### What the task requires
Compute how many lines in the records below contain the string "screenshot" and give that number without other output.

◇ ◇ ◇

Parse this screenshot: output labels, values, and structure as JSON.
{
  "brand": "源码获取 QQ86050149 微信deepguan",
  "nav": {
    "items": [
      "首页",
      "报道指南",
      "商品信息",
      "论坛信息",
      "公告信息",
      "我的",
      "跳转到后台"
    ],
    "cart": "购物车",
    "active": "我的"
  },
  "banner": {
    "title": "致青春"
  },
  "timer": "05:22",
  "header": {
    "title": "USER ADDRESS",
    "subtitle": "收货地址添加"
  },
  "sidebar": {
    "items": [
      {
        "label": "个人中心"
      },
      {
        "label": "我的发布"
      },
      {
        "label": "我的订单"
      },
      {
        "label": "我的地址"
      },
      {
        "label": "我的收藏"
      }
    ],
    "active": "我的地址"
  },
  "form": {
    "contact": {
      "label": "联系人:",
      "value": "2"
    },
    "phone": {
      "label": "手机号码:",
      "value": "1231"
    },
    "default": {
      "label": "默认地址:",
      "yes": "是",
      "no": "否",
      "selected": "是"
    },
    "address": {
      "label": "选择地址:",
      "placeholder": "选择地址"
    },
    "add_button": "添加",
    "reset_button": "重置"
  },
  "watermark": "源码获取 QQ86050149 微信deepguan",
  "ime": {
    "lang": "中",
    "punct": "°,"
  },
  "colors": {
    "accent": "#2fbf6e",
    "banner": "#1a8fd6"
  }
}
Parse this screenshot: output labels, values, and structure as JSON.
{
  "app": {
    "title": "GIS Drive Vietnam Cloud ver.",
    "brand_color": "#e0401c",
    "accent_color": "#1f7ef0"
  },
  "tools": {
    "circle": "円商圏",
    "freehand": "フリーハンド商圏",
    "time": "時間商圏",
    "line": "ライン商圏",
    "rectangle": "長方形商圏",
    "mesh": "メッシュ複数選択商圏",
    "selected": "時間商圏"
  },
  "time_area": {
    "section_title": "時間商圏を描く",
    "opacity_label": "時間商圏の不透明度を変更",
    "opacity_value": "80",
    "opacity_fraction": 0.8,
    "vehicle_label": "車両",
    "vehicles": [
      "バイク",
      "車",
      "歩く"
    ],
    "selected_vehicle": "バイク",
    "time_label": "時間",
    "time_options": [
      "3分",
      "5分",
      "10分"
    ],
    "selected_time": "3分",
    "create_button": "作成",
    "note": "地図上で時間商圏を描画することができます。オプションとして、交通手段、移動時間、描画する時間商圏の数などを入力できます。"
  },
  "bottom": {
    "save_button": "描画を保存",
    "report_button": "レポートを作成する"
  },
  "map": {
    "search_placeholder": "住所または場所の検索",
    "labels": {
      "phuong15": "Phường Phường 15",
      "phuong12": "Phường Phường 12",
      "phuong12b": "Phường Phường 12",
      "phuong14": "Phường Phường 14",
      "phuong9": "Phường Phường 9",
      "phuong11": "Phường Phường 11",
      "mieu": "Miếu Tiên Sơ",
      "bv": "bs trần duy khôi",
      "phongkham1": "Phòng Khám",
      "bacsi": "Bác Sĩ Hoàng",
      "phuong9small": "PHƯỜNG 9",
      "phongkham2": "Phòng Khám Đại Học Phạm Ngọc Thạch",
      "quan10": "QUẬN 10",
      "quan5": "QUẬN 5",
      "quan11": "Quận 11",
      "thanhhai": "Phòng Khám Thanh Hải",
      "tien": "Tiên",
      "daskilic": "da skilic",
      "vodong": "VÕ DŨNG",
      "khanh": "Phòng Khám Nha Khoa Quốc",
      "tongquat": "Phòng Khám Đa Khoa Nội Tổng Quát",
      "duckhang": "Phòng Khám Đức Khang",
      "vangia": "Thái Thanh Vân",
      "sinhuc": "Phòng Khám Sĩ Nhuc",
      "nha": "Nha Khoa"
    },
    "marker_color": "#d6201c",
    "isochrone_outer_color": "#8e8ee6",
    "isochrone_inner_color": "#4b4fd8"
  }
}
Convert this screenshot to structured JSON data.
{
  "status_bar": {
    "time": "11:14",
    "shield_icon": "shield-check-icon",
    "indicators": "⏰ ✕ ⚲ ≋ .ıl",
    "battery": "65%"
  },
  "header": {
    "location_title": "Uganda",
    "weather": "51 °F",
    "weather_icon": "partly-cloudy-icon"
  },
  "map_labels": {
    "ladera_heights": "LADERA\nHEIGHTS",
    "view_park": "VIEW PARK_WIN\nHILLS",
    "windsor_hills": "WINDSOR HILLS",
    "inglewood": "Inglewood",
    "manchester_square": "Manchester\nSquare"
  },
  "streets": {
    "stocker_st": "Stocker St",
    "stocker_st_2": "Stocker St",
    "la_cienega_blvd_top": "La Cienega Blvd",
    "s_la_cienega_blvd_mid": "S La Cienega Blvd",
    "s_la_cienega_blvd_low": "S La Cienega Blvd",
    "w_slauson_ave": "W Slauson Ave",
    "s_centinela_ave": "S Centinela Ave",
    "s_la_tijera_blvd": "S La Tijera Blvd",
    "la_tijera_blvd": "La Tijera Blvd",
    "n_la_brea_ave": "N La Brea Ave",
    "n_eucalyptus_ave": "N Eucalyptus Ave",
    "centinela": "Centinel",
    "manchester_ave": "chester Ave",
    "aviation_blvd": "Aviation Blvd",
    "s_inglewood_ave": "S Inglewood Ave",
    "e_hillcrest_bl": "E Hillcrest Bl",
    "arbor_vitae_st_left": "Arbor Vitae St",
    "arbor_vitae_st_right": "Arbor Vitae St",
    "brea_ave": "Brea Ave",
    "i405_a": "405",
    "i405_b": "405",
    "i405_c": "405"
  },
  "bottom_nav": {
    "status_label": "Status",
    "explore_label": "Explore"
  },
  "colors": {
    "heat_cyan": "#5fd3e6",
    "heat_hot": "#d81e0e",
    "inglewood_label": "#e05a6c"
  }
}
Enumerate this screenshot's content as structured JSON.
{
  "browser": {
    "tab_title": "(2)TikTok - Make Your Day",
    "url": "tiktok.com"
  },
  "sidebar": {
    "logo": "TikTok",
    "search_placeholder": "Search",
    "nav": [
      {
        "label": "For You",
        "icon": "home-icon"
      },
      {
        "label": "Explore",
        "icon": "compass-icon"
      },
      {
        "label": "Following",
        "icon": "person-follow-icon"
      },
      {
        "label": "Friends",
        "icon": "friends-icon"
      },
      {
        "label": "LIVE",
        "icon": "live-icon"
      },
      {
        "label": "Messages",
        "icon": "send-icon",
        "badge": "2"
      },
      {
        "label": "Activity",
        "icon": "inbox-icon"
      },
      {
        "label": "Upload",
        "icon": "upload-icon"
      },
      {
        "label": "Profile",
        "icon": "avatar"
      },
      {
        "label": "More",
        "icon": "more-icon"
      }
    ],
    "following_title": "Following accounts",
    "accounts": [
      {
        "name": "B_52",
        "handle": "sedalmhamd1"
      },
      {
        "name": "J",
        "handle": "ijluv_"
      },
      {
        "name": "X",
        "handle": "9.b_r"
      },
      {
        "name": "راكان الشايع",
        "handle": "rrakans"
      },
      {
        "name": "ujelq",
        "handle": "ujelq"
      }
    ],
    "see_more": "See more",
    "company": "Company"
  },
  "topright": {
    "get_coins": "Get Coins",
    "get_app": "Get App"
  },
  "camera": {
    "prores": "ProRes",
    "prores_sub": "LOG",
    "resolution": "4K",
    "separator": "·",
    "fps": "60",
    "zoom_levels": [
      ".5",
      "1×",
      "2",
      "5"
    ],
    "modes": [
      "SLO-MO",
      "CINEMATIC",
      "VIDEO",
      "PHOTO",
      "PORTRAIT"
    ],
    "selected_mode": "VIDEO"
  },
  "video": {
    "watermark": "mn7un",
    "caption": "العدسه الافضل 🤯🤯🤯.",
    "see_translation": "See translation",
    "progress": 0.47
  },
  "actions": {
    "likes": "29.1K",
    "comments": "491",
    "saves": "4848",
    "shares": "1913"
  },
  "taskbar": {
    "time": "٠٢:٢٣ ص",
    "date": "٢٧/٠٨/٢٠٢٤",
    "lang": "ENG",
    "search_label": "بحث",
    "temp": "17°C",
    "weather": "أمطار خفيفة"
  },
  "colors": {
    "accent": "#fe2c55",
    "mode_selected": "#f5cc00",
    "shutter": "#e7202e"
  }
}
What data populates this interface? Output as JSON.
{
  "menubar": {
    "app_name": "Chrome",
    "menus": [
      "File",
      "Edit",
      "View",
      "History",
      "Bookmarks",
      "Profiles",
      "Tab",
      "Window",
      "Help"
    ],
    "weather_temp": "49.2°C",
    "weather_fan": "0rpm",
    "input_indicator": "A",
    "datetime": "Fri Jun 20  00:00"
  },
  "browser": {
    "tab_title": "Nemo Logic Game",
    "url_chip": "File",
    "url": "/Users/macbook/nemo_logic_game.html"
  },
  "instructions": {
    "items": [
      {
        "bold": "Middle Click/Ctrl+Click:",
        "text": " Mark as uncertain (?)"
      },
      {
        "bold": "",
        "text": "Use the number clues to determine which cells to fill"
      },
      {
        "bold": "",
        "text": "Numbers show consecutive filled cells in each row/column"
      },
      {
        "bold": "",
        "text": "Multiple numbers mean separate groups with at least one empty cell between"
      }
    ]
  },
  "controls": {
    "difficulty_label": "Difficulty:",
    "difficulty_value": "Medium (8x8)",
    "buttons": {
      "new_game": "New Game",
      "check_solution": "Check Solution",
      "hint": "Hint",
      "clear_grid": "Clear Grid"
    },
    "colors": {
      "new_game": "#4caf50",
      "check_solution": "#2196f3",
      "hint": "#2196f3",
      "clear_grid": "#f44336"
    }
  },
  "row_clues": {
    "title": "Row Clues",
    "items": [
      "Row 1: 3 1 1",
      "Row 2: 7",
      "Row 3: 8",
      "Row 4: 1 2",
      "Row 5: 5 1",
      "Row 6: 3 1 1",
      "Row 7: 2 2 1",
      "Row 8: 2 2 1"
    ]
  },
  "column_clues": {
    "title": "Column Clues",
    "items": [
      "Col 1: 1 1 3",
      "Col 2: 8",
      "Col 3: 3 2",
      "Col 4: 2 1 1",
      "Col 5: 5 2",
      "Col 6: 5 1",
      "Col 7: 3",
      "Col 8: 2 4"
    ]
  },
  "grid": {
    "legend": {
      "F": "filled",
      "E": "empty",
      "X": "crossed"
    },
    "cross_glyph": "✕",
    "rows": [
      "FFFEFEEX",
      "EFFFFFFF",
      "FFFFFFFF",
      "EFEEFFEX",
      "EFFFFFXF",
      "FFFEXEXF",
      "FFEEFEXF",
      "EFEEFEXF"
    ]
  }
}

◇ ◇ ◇

### Exercise solution
4